In 1882, John met the former Torontonian Mildred Lewis (I knew there was a Ontario connection somewhere) and they married, settling on a ranch just north of the village of Duchess, Albert along the Red Deer River.

Unfortunately, his homestead was washed away in the spring flood of 1902.

John Ware rebuilt the cabin on higher ground overlooking a stream which today is called Ware Creek. By then they had five children.

Three years later in 1905, sadly, Mildred Ware died of pneumonia. Tragically, that same year John Ware died when his horse tripped after stepping into a gopher hole. The horn of the saddle killed him instantly.

Nettie and her four brothers and sisters were bereaved of both of their parents in the same year. Nettie was only 12 years old when both her mother and father passed away.

John Ware's Cabin (Now in Dinosaur Provincial Part)

John Ware's Cabin (Now in Dinosaur Provincial Part). Source: unknown

John Ware and Canada - a hero to Canadians of African origin

John Ware was indeed a legendary cowboy, a skilled bronco buster, and most importantly a gentleman and family man.

John Ware died 12 days after Alberta entered into confederation with the new nation of Canada. And it does seem fitting. John was a decent man. He was highly respected and a very talented - even legendary - cowboy, and he was black.

His colour did not matter in his new home. What mattered was his abilities and his kindness to others. He became a symbol of the tolerance and decency with which his new home, Canada, has and continues to aspired to.

And he has become a hero of the Canadians of African origin.

I can’t recall what Nettie said had happened to her and her siblings after her parents died. John Ware’s children would certainly have been taken care of, even as he had provided good service to many others.

However, I do know that Nettie settled in Vulcan, Alberta. I believe she became a teacher. It was during her time in Vulcan that she got to know my landlady who eventually moved to Calgary to start a rooming house for students.

Eventually, Nettie Ware began travelling throughout Alberta speaking about her father to school children.
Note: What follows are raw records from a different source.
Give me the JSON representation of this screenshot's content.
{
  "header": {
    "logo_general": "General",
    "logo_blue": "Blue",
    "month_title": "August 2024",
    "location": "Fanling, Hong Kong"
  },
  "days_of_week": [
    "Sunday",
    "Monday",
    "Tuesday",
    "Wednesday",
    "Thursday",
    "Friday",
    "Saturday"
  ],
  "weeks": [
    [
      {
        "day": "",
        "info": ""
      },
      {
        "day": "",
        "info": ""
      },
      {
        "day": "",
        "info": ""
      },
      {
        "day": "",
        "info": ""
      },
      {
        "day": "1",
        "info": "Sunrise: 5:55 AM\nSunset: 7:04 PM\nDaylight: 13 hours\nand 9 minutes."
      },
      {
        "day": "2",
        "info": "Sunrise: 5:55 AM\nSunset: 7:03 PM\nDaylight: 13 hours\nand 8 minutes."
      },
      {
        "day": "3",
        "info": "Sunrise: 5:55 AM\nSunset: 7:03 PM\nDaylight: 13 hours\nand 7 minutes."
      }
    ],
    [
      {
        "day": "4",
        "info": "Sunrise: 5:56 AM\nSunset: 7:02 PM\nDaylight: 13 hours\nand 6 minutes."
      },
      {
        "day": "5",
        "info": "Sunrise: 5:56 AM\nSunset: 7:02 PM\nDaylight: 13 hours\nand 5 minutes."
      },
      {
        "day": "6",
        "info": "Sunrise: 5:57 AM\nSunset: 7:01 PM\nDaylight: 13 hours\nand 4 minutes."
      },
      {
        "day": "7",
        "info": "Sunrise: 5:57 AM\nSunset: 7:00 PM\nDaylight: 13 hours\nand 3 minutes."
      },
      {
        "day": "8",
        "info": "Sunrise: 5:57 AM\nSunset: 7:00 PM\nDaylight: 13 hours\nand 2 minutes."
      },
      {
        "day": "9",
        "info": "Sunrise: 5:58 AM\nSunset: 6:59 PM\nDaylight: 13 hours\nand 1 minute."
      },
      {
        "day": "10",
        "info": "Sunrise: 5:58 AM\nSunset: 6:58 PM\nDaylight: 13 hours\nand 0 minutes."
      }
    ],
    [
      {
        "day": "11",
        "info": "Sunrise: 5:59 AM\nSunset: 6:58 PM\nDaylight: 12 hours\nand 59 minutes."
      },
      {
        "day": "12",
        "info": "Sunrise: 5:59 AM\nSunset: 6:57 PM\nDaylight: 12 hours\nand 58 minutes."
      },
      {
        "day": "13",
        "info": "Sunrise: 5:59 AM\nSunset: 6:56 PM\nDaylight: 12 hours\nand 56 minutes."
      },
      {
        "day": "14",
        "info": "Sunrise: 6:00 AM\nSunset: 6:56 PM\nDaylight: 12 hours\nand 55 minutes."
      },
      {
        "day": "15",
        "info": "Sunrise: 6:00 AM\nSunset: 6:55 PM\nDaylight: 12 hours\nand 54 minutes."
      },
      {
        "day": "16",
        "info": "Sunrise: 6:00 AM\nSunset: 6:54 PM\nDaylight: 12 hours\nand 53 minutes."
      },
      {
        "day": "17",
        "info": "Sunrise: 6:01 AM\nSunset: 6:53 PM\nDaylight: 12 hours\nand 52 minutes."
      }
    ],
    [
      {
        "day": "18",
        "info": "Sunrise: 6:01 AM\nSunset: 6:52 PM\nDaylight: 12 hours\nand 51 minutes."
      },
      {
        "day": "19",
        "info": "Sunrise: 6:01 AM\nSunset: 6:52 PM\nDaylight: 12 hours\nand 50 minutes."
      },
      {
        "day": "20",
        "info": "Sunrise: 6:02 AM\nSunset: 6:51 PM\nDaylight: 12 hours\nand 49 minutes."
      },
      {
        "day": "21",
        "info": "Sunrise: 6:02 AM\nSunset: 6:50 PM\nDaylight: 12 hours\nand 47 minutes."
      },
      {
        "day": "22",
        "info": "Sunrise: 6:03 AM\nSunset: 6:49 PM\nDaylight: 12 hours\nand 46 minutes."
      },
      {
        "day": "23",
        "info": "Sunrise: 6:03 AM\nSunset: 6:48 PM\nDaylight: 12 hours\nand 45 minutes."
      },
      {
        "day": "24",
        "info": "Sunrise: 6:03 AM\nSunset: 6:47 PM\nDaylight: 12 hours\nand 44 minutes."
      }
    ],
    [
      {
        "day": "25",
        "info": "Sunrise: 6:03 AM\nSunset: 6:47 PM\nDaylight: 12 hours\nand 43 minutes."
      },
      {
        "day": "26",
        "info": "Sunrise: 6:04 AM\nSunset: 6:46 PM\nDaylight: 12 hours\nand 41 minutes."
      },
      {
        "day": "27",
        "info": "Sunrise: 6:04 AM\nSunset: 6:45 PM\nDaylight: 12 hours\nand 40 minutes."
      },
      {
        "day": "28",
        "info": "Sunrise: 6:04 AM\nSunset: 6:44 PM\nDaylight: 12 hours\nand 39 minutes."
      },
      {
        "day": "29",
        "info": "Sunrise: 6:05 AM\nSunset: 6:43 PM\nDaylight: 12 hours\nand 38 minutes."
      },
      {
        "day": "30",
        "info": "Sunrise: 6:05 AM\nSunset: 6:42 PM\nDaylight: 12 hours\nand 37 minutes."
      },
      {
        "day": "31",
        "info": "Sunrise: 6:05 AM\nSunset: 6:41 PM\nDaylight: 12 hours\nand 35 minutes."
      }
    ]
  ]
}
In 1971 the Province of Alberta honoured her with “Alberta’s Pioneer Daughter of the Year”.

Janet (Nettie) War honoured by the Province of Alberta

Janet (Nettie) War honoured by the Province of Alberta. Source: unknown

Nettie kindly gave me a book about the history of John Ware and she even signed it for me. Somehow, frustratingly, I lost it in my travels. (Update. I managed to find another copy and it sits proudly in my bookcase of Canadian classics.)

As things go, I lost contact with both Nettie and my former landlady but I have often told my story about meeting Nettie Ware and learning about this great Canadian cowboy.

It is an important story to keep alive. It is part of the heritage of Canada. Canadians of African descent can be rightly proud of John Ware, as can all Canadians. From it’s founding, despite some serious mistakes along the way, Canada has striven to be a home for all people, no matter their colour or nationality. For John Ware, it represented freedom - a freedom from racism and intolerance. And Alberta has been proud of one of it’s own who showed others what decency and honesty and hard work is all about.

Further Reading

Here are some other websites for further reading. Googling John Ware will retrieve lots of information on John Ware.

  • Wikipedia entry (
  • Who Was John Ware? (Government of Alberta website)
  • Mildred Lewis Ware, 1871-1905 (Alberta Settlement)
  • The Tale of John Ware
  • National Library of Canada John Ware biographies and links

Some books about John Ware include:

  • John Ware’s Cow Country by by Grant MacEwan. Book written by Alberta’s former Lieutenant Governor of Alberta. This is the one that I lost (with Nettie’s signature!).
  • The Story of John Ware by R. Breon, V. Cudjoe, M. McLoughlin (Illustrator) Children’s illustrated book about our famous cowboy.

Copyright © 2005-2020

Author’s note: A previous version of this article was provided to Oxford University Press Canada for use in their Canadian high school text book Inside Track 1.